A study of the different genres of New Mexican and southwestern folklore, along with the analysis of their popular, cultural, and literary values. Prerequisite: SPAN 201, 202, 260 and 325.
564. Hispanic Women of New Mexico (3)
This course traces the role and contributions of the Hispana from colonial times to the present. The common-ordinary woman as well as the well-to-do will be studied from a social, cultural, political, and educational perspective.
567. History of the Spanish Language (3); 3,0
This course traces the development of the Spanish language from Latin to the present. It analyzes the cultural, literary and historical factors that have contributed to its evolution. The transformations that the language undergoes in a different linguistic setting are studied in a section on sociolinguistics issues of United States southwestern Spanish. This course will be taught in Spanish.
570. Chicano Literature of the Southwest (3)
This is a survey course that studies major literary genres in Chicano literature spurred by the Chicano movement, such as essay, poetry, short story, novel and drama, and folk literature. Prerequisite: SPAN 433 or permission of instructor.

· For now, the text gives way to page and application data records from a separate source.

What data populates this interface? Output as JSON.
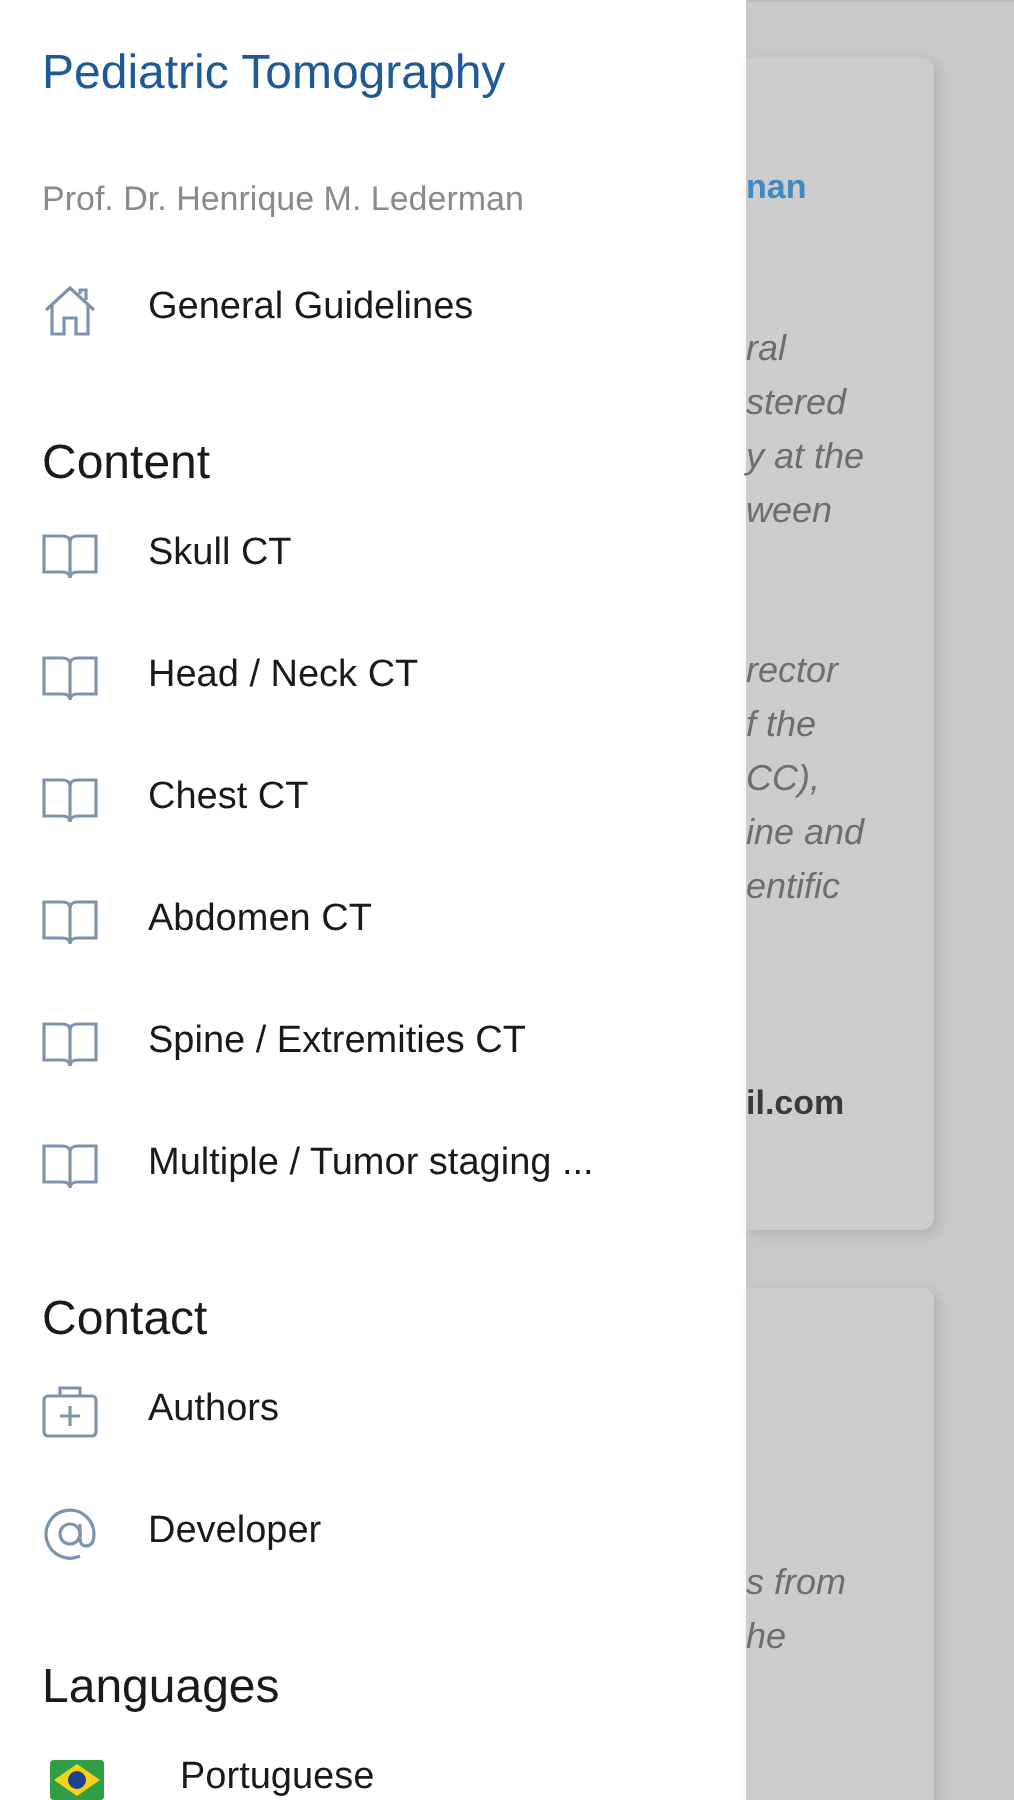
{
  "drawer": {
    "title": "Pediatric Tomography",
    "subtitle": "Prof. Dr. Henrique M. Lederman",
    "top_items": [
      {
        "kind": "home",
        "label": "General Guidelines"
      }
    ],
    "sections": [
      {
        "heading": "Content",
        "items": [
          {
            "kind": "book",
            "label": "Skull CT"
          },
          {
            "kind": "book",
            "label": "Head / Neck CT"
          },
          {
            "kind": "book",
            "label": "Chest CT"
          },
          {
            "kind": "book",
            "label": "Abdomen CT"
          },
          {
            "kind": "book",
            "label": "Spine / Extremities CT"
          },
          {
            "kind": "book",
            "label": "Multiple / Tumor staging ..."
          }
        ]
      },
      {
        "heading": "Contact",
        "items": [
          {
            "kind": "medkit",
            "label": "Authors"
          },
          {
            "kind": "at",
            "label": "Developer"
          }
        ]
      },
      {
        "heading": "Languages",
        "items": [
          {
            "kind": "flag",
            "label": "Portuguese"
          }
        ]
      }
    ]
  },
  "background": {
    "cards": [
      {
        "groups": [
          {
            "kind": "link",
            "lines": [
              "nan"
            ]
          },
          {
            "kind": "italic",
            "lines": [
              "ral",
              "stered",
              "y at the",
              "ween"
            ]
          },
          {
            "kind": "italic",
            "lines": [
              "rector",
              "f the",
              "CC),",
              "ine and",
              "entific"
            ]
          },
          {
            "kind": "bold",
            "lines": [
              "il.com"
            ]
          }
        ]
      },
      {
        "groups": [
          {
            "kind": "italic",
            "lines": [
              "s from",
              "he"
            ]
          }
        ]
      }
    ]
  }
}
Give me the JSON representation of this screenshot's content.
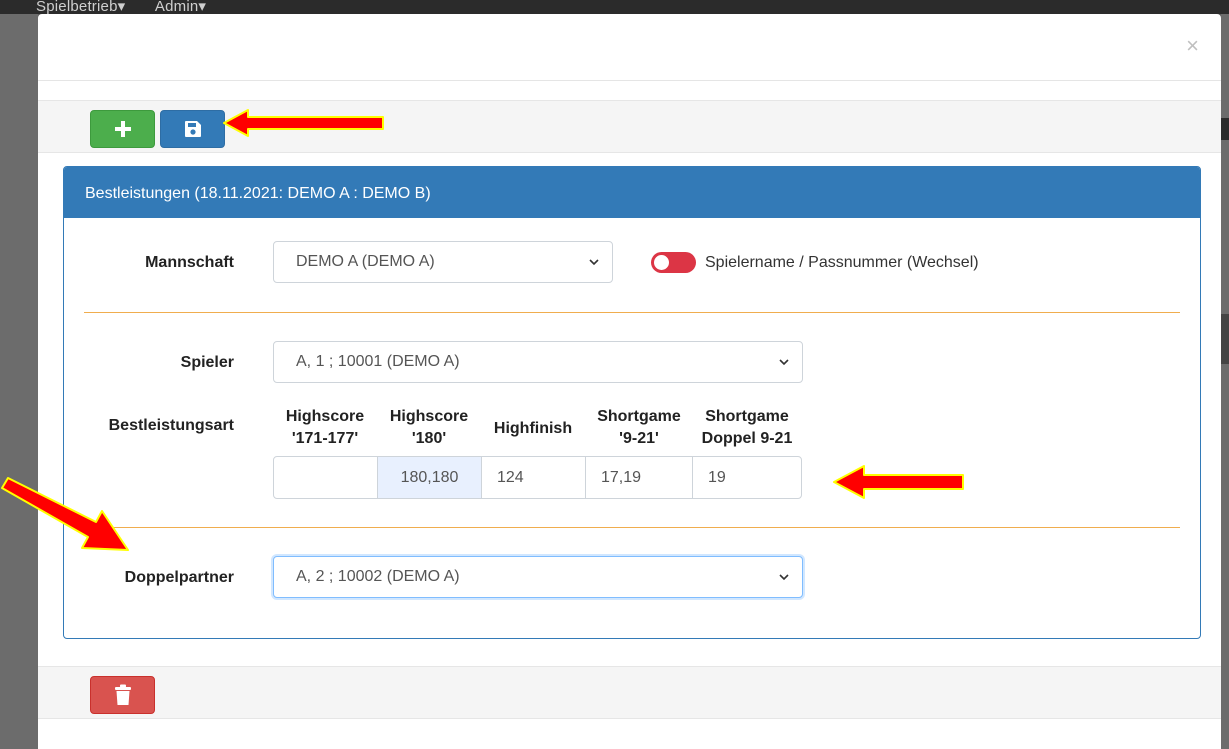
{
  "backdrop": {
    "nav_items": [
      "Spielbetrieb▾",
      "Admin▾"
    ]
  },
  "modal": {
    "close_label": "×"
  },
  "panel": {
    "title": "Bestleistungen (18.11.2021: DEMO A : DEMO B)"
  },
  "form": {
    "mannschaft_label": "Mannschaft",
    "mannschaft_value": "DEMO A (DEMO A)",
    "toggle_label": "Spielername / Passnummer (Wechsel)",
    "spieler_label": "Spieler",
    "spieler_value": "A, 1 ; 10001 (DEMO A)",
    "bestleistungsart_label": "Bestleistungsart",
    "columns": [
      {
        "header_line1": "Highscore",
        "header_line2": "'171-177'",
        "value": ""
      },
      {
        "header_line1": "Highscore",
        "header_line2": "'180'",
        "value": "180,180"
      },
      {
        "header_line1": "Highfinish",
        "header_line2": "",
        "value": "124"
      },
      {
        "header_line1": "Shortgame",
        "header_line2": "'9-21'",
        "value": "17,19"
      },
      {
        "header_line1": "Shortgame",
        "header_line2": "Doppel 9-21",
        "value": "19"
      }
    ],
    "doppelpartner_label": "Doppelpartner",
    "doppelpartner_value": "A, 2 ; 10002 (DEMO A)"
  },
  "colors": {
    "primary": "#337ab7",
    "success": "#4cae4c",
    "danger": "#d9534f",
    "divider": "#f0ad4e",
    "toggle_off": "#dc3545",
    "annotation_arrow": "#ff0000",
    "annotation_outline": "#ffff00"
  }
}
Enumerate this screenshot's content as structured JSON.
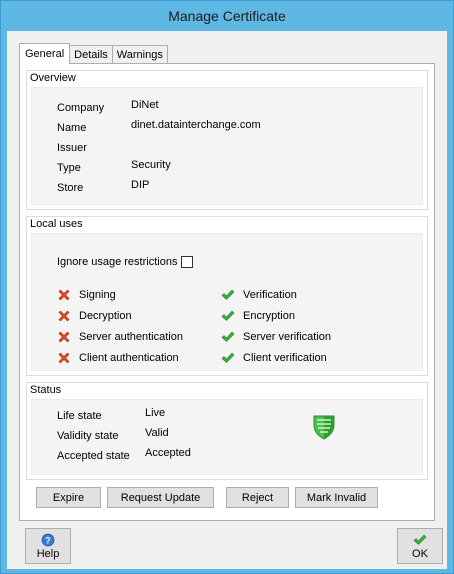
{
  "window": {
    "title": "Manage Certificate"
  },
  "tabs": [
    "General",
    "Details",
    "Warnings"
  ],
  "overview": {
    "title": "Overview",
    "fields": [
      {
        "label": "Company",
        "value": "DiNet"
      },
      {
        "label": "Name",
        "value": "dinet.datainterchange.com"
      },
      {
        "label": "Issuer",
        "value": ""
      },
      {
        "label": "Type",
        "value": "Security"
      },
      {
        "label": "Store",
        "value": "DIP"
      }
    ]
  },
  "local_uses": {
    "title": "Local uses",
    "ignore_label": "Ignore usage restrictions",
    "ignore_checked": false,
    "denied": [
      "Signing",
      "Decryption",
      "Server authentication",
      "Client authentication"
    ],
    "allowed": [
      "Verification",
      "Encryption",
      "Server verification",
      "Client verification"
    ]
  },
  "status": {
    "title": "Status",
    "fields": [
      {
        "label": "Life state",
        "value": "Live"
      },
      {
        "label": "Validity state",
        "value": "Valid"
      },
      {
        "label": "Accepted state",
        "value": "Accepted"
      }
    ],
    "icon": "green-shield-icon"
  },
  "actions": {
    "expire": "Expire",
    "request_update": "Request Update",
    "reject": "Reject",
    "mark_invalid": "Mark Invalid"
  },
  "footer": {
    "help": "Help",
    "ok": "OK"
  },
  "colors": {
    "titlebar": "#5fb8e4",
    "deny": "#e04a2a",
    "allow": "#3aae3a",
    "shield": "#4cc24c"
  }
}
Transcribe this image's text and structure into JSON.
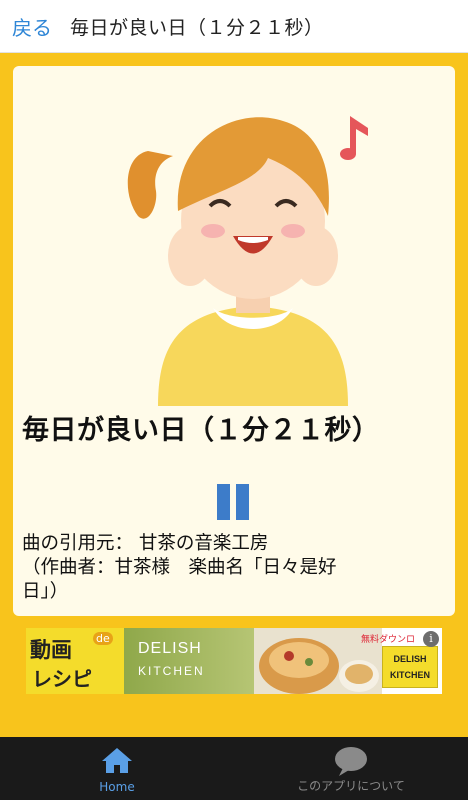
{
  "header": {
    "back_label": "戻る",
    "title": "毎日が良い日（１分２１秒）"
  },
  "player": {
    "song_title": "毎日が良い日（１分２１秒）",
    "state": "playing",
    "credit": "曲の引用元： 甘茶の音楽工房\n（作曲者：甘茶様　楽曲名「日々是好\n日」）"
  },
  "ad": {
    "main_line1": "動画",
    "de": "de",
    "main_line2": "レシピ",
    "brand_line1": "DELISH",
    "brand_line2": "KITCHEN",
    "free_download": "無料ダウンロ",
    "logo_line1": "DELISH",
    "logo_line2": "KITCHEN",
    "info": "i"
  },
  "bottom_nav": {
    "items": [
      {
        "label": "Home",
        "icon": "home-icon",
        "active": true
      },
      {
        "label": "このアプリについて",
        "icon": "speech-bubble-icon",
        "active": false
      }
    ]
  },
  "colors": {
    "background": "#f8c41c",
    "card": "#fffbe9",
    "accent": "#2f86d6",
    "pause": "#3d7cc9"
  }
}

575. Latina Writers in Translation (3); 3,0
This course examines the literary production of Hispanic women in the U.S. Gender, race, ethnicity, and socioeconomic issues are analyzed. Through their writings, these women are active in developing new categories of knowledge and creative expression, which demonstrate how Hispanic women position themselves and are positioned within the context of history, culture, and society.
590–690. Independent Study (1–4 VC)
Individual directed study arranged with an instructor. Prerequisite: Permission of instructor.
600. Research Methods in Spanish/Modern Languages (3)
This course teaches graduate students the art of research methods and methodology for the study of Spanish/modern languages and literature. Topics that will be addressed are: the meaning of scholarship, plagiarism, parts of a research paper, and composition. There will be an oral presentation of the abstract of the final research paper. Other topics to be discussed are literary theory and archival research.
650. Seminar (1–4 VC)
Seminar course in a topic or topics in the language or literature of the Spanish Southwest.
652. Seminar: Contemporary Chicano Writers of the Southwest (3)
Literary achievements of Chicano writers of the Southwest, beginning with the Chicano movement of the 1960s. This course will be taught in Spanish and/or English, according to the needs of the students.
692. Independent Research (1–4 VC)
Independent research arranged with an instructor. Prerequisite: Permission of instructor.
699. Thesis (1–6 VC)
Individual research and writing in preparation of a graduate thesis. Prerequisite: Permission of instructor. Will be accomplished by the study of specific vocabulary and terminology pertaining to those professions.